Finish up ticket and bakery algorithms from last time. Remarks on busy-waiting protocols: in my experience, these are best used to synchronize multiple processors’ access to data structures that implement higher-level synchronization primtitives such as P/V and monitors. Why? Because even on a multiprocessor it is likely you will have more threads than processors. You don’t want application-level code to use spin-lock techniques because normally there will be some other task that the processor should be working on. Rather you want the blocked thread to enter a “wait” state. Exception: if you know that your threads are the only ones running on the machine, you know that there are no more threads than processors, and you are going for ultimate parallel performance, then you most likely do want to use a spin-lock technique because you incur less overhead in acquiring locks that way. So let’s move on to some synchronization primitives that have more general use in shared-memory concurrent programs. First stop: semaphores and the famous P and V operations. Why P and V? – they stand for the names of the operations in Dutch (see the historical notes at the end of Chapter 4). P and V can be expressed as two particular (conditional) atomic actions: P (semaphore s) { -- wait 0) s=s-1> } V (semaphore s) { -- signal } These are the only operations on variables with type semaphore. A semaphore can be created and initialized with any non-negative value. (Some implementations allow negative initial values.) Semaphore global invariant for any semaphore, s, using my rules: {s≥0}.
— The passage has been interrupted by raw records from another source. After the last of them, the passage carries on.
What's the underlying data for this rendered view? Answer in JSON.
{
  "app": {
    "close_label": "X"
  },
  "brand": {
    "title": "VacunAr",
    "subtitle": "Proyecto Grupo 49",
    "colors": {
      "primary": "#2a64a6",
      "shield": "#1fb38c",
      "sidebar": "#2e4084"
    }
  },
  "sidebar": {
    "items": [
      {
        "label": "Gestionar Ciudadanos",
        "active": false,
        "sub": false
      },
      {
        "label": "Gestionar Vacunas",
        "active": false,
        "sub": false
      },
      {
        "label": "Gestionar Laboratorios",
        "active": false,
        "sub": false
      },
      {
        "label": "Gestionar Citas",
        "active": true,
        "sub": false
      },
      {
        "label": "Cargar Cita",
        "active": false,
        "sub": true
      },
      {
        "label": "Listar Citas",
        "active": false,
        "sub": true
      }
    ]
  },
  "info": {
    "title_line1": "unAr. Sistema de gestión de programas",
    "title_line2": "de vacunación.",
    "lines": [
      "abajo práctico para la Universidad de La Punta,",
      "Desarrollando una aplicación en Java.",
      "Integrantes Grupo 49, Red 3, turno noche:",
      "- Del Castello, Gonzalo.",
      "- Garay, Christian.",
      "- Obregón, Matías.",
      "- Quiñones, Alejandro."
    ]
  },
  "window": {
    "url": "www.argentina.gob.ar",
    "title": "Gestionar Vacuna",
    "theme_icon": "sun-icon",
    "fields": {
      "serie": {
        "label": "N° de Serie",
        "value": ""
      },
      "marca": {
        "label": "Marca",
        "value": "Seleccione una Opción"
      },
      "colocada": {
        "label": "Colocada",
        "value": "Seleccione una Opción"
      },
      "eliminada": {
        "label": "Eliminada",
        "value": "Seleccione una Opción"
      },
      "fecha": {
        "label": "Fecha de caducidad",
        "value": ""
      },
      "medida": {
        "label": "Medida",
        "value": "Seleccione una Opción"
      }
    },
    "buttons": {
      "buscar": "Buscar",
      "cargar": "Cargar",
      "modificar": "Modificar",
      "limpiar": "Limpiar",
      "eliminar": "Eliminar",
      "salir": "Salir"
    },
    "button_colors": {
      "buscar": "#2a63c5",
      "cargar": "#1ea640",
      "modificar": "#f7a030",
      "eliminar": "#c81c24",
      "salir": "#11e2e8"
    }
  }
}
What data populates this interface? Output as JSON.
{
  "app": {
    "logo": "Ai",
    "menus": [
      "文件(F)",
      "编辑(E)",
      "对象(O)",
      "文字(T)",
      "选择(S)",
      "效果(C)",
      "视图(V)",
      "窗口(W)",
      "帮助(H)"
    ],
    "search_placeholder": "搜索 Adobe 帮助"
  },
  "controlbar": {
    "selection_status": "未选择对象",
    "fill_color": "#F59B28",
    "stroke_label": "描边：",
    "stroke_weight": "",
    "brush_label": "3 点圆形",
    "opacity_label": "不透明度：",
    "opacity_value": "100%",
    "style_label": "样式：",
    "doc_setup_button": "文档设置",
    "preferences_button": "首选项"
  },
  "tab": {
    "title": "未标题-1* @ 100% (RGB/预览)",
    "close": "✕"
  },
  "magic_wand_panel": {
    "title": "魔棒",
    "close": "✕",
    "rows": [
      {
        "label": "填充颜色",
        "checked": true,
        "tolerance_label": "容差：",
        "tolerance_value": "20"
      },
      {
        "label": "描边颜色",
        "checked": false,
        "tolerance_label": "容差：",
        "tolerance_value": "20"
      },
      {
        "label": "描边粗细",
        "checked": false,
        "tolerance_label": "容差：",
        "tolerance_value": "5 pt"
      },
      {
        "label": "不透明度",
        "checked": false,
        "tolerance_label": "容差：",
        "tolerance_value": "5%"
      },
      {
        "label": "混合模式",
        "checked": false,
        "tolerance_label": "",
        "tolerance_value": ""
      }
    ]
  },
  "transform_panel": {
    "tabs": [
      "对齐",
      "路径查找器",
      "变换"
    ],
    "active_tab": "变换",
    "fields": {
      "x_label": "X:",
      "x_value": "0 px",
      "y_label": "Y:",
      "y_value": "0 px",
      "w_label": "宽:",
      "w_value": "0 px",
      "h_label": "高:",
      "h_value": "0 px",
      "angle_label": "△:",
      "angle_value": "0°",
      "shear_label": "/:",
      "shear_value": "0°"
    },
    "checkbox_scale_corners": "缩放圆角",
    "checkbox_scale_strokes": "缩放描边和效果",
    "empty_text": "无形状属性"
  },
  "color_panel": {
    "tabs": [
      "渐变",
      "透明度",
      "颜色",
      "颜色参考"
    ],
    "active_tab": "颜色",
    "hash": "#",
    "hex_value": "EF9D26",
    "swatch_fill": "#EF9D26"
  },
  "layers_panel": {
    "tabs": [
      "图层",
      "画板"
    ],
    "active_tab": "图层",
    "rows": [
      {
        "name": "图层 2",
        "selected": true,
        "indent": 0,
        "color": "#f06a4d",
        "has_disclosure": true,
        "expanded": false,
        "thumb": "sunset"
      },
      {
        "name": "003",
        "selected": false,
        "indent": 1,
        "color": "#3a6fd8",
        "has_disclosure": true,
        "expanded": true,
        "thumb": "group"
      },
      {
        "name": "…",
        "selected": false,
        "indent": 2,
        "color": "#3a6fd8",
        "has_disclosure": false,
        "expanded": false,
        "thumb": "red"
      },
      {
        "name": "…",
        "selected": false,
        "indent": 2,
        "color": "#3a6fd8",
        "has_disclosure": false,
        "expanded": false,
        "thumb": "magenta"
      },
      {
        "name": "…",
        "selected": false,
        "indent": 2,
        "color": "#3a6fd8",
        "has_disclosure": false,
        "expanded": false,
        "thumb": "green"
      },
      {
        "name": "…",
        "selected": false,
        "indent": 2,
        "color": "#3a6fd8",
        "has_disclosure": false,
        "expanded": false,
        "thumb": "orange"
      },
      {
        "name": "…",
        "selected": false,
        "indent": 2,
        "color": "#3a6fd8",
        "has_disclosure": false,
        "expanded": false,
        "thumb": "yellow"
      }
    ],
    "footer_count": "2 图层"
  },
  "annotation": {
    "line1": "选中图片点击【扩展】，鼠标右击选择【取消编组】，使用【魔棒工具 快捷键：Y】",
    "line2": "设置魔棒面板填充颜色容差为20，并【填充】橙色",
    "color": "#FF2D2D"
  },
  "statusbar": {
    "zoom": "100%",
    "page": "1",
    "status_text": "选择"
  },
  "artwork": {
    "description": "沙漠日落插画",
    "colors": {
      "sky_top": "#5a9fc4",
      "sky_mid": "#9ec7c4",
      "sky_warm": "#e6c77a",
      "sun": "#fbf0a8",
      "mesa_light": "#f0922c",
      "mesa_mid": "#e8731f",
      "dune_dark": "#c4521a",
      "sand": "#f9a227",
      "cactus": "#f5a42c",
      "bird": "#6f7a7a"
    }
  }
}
1

A binary semaphore has a stronger global invariant: {0≤s≤1}. Notice how we don’t declare a semaphore to be a binary semaphore – we just use it in a way that preserves this invariant. Using a binary semaphore to solve the critical section problem is easy – the version using conditional atomic actions translates directly. semaphore mutex while (1) { {0≤mutex≤1} P(mutex); -{mutex==0} CS V(mutex); -{0≤mutex≤1} }

= 1.

entry protocol

exit protocol -- why not mutex==1 here?

This solution isn’t obviously any better at guaranteeing eventual entry than was our version that used spin locks but with good implementations of P and V eventual entry is guaranteed. Barriers We skipped over barriers in chapter 3 but now with a better primitive in hand I want to at least touch on the notion. A barrier is a point at which we require some set of threads to arrive before any can proceed. Examples: • the host at the restaurant won’t seat your party until you are all there • implementing oc • multiple threads compute values in one phase of their computation that are used by other threads in the next phase Implementing barriers with semaphores. Although not clear in the above examples we require that a barrier be reusable: processes can visit the barrier repeatedly: we require that a process leave before other processes see it arriving at the next iteration. We use a new notion: a signalling semaphore. Initialized to zero a signalling semaphore allows a process to wait for another process to “signal” that a desired condition has been achieved. For a two processor barriers, each arriving process signals its arrival with a V operation.

2

semaphore here1=0, here2=0; co while 1 { beforebarrier1; V(here1); P(here2); } // while 1 { beforebarrier2; V(here2); P(here1); } oc Another approach using a coordinator which generalizes easily to n processes: semaphore here=0, go[1:2] = {0,0} co while 1 { beforebarrier1; V(here); P(go[1]); } // while 1 { beforebarrier2; V(here); P(go[2]); } // -- coordinator while 1 { for [i=1,2] { P(here) }; for [i=1,2] { V(go[i]) } } oc We used one semaphore for here but a separate semaphore for each client process. What would happen if we tried to use a single semaphore that we repeatedly V’d to release all the clients? Producer/Consumer In lecture 3 we proved properties of a producer/consumer pair that synchronized using conditional atomic actions. In those programs the await statement in the producer was 3

which the global invariant told us meant “the buffer is empty”. The consumer used which the GI told us meant “the buffer’s contents are valid”. How can we mimic this solution with semaphores? One key observation is that it is going to require more than one semaphore. Why? A semaphore can signal only one property becoming true. In this case we need to communicate two properties “the buffer is empty” and “the buffer’s contents are valid”. So let’s introduce two signalling semaphores, empty and full: after removing the buffer content the consumer performs V(empty). After filling the buffer the producer performs V(full). The consumer waits for the buffer to be non-empty with P(full); the producer waits for it to be empty with P(empty). int buf, semaphore empty=1, full=0; -- p and c are no longer shared variables process Producer const int a[n] -- assume initialized int p=0; while (p